Now that you know the positives of a distracted driving program, this is the time!

Without guidance on how to prevent this dangerous habit in your community, how can you expect to cut down on the ever-rising distracted driving injuries and fatalities?

Three Main Distraction Types

With three main types of distraction, teens must know the different ways in which they can have their attention diverted from the road.

Visual

Visual distractions, like taking your eyes off the road, prevent you from seeing incoming objects, like cars or animals that have drifted into your lane.

Manual

Manual distractions, like taking your hands off the wheel to text on your phone, eat some food, or drink coffee on the way to school, can prevent you from having two hands on the wheel to control the car efficiently.
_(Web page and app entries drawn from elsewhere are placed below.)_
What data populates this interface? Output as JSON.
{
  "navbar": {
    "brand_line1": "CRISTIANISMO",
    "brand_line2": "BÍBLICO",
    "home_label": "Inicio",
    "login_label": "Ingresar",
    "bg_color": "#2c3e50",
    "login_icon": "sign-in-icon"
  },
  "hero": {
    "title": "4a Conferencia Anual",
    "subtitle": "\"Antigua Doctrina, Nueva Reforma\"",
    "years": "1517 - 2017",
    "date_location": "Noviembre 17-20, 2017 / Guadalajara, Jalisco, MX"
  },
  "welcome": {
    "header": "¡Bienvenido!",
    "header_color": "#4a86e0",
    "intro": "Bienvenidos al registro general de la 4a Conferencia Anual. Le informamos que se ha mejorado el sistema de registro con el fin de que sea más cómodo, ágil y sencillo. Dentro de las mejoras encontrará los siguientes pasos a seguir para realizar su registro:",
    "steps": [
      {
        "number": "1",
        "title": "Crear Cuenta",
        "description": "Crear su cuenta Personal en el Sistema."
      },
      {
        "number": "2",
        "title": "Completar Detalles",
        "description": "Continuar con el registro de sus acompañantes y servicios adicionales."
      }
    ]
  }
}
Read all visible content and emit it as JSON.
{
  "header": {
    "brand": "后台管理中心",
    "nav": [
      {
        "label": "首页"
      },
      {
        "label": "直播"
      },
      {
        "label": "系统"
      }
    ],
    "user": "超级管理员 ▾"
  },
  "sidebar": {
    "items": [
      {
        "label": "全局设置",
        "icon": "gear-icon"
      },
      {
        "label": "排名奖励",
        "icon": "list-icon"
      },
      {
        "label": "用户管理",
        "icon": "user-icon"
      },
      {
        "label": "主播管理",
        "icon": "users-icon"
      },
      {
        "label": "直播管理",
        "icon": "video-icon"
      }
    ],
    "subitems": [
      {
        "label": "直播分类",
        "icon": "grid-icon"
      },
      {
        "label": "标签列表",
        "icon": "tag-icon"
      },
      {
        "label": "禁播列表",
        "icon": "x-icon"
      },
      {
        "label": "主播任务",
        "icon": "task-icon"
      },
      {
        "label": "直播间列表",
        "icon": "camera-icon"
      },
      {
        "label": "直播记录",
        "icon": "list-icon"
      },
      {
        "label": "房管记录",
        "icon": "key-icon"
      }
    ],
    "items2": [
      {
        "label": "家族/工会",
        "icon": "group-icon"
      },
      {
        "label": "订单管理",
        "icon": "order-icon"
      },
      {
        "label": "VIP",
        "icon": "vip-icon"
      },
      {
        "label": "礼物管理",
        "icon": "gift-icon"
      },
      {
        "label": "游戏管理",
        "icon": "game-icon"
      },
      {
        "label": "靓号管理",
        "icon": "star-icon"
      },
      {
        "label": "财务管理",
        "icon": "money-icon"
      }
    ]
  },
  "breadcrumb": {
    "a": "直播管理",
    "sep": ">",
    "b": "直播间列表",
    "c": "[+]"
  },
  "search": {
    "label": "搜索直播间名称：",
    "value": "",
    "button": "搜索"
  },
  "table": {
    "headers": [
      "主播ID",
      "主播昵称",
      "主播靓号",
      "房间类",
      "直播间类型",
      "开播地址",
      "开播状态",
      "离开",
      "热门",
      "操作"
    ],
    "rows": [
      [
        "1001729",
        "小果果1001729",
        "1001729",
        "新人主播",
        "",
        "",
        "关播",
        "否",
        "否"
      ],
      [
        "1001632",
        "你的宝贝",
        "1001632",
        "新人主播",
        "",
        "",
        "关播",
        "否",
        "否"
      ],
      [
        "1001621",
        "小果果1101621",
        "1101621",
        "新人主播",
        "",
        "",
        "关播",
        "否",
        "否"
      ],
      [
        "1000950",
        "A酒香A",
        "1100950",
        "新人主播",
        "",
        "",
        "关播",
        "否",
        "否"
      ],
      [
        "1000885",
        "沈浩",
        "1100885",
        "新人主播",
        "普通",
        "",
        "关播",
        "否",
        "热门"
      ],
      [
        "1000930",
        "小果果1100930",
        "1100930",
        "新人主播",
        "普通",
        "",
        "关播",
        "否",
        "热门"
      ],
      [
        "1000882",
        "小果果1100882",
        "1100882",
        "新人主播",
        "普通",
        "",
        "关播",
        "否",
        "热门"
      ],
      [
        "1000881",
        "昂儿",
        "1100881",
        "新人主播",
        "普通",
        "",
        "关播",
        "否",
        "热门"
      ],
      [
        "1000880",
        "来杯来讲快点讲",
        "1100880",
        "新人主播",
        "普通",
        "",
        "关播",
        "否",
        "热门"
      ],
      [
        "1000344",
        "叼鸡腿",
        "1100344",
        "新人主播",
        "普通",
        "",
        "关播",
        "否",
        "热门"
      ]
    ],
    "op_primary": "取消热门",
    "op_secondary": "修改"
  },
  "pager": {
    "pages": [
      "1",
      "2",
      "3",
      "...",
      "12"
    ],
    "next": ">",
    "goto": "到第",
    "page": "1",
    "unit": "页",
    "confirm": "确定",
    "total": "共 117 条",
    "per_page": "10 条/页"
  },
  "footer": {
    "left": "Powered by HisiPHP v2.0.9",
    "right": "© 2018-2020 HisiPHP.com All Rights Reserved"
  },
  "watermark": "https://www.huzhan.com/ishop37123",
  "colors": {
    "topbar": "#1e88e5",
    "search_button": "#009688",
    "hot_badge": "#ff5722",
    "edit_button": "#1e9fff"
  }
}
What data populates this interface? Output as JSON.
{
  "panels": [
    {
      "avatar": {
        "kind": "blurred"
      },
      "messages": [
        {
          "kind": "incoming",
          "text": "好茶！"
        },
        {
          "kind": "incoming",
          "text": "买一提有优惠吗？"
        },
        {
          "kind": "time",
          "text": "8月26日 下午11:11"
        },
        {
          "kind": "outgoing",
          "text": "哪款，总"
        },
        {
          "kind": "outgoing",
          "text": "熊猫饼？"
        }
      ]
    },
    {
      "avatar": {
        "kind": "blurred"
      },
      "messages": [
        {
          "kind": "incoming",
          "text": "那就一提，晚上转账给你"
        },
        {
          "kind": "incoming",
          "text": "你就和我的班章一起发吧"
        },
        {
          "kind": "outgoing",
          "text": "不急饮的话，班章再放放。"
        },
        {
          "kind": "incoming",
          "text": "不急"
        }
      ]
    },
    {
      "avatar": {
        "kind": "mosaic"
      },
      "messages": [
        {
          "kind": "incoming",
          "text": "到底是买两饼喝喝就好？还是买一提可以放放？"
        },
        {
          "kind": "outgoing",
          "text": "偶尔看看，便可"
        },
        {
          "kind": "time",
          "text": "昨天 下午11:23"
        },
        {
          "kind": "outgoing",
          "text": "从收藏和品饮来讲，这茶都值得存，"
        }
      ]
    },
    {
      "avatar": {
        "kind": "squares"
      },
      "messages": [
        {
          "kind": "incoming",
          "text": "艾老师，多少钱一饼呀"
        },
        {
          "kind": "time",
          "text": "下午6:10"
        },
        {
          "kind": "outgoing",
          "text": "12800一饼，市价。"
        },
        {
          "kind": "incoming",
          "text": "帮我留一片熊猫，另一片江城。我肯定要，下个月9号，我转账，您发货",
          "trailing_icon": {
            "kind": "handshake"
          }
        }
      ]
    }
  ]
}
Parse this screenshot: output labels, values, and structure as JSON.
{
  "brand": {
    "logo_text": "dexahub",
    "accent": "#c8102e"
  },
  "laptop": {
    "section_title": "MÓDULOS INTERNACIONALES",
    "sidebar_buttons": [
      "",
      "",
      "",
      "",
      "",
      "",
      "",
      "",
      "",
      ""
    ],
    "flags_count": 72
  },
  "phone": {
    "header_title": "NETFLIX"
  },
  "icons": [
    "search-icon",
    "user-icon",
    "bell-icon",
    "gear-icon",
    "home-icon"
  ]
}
Cognitive

Lastly, cognitive distractions, which involve taking your mind off of what you’re doing, like daydreaming about school, thinking about your plans, or wondering about other topics, can distract you mentally from what you are visually seeing on the road.

With teenagers not being aware of how they can be distracted on the road, how can you expect them to focus on avoiding these destructive habits? 

When teens understand and comprehend the risks of using their phones while operating their vehicles, change occurs! Teenagers nowadays have a whole world at their fingertips – their phone is full of text messages, social media sites like Instagram, Snapchat, and TikTok, and photos that can cognitively distract them from the road. Snapchat alone is used frequently behind the wheel, comprising 38% of app cell phone usage. This app includes teens taking quick photos of themselves or their surroundings, writing short captions, and sending them to their friends – this process takes at least 10 seconds, and is an extremely risky distraction. 

The dangers often seem trivial until you can see the true consequence of bad driving etiquette. 

Engaging in visual-manual subtasks increase the risk of getting into a crash by three times. 

Awareness is the key

Education is important and the StopWrex program makes it simple to see the dangers with a program that’s creative and engaging. Without awareness, teens may be more likely to reach for their phones while behind the wheel.

Instead of the driver reaching for their phone, there can be apps installed on teenager’s phones to prevent distracted driving. Another “old-fashioned” way of monitoring cell phone use is if the teen can be confident enough to designate a “cell phone user” in the car. This can be the driver’s passenger or someone in the back seat who is in charge of communication with people not in the car. This can prevent the driver from even being tempted to communicate or use their phone

Having a distracted driving program can give your peers the confidence to ask passengers to obey your rules while they are in your car. This means they should buckle up, not distract you, keep the music at a normal volume, and stay in their seats. 

A distracted driving program empowers teens with knowledge, confidence, and the ability to trust in their own driving skills. With this newfound confidence, teen drivers can ask, and even insist, that passengers “keep it cool” while you’re driving!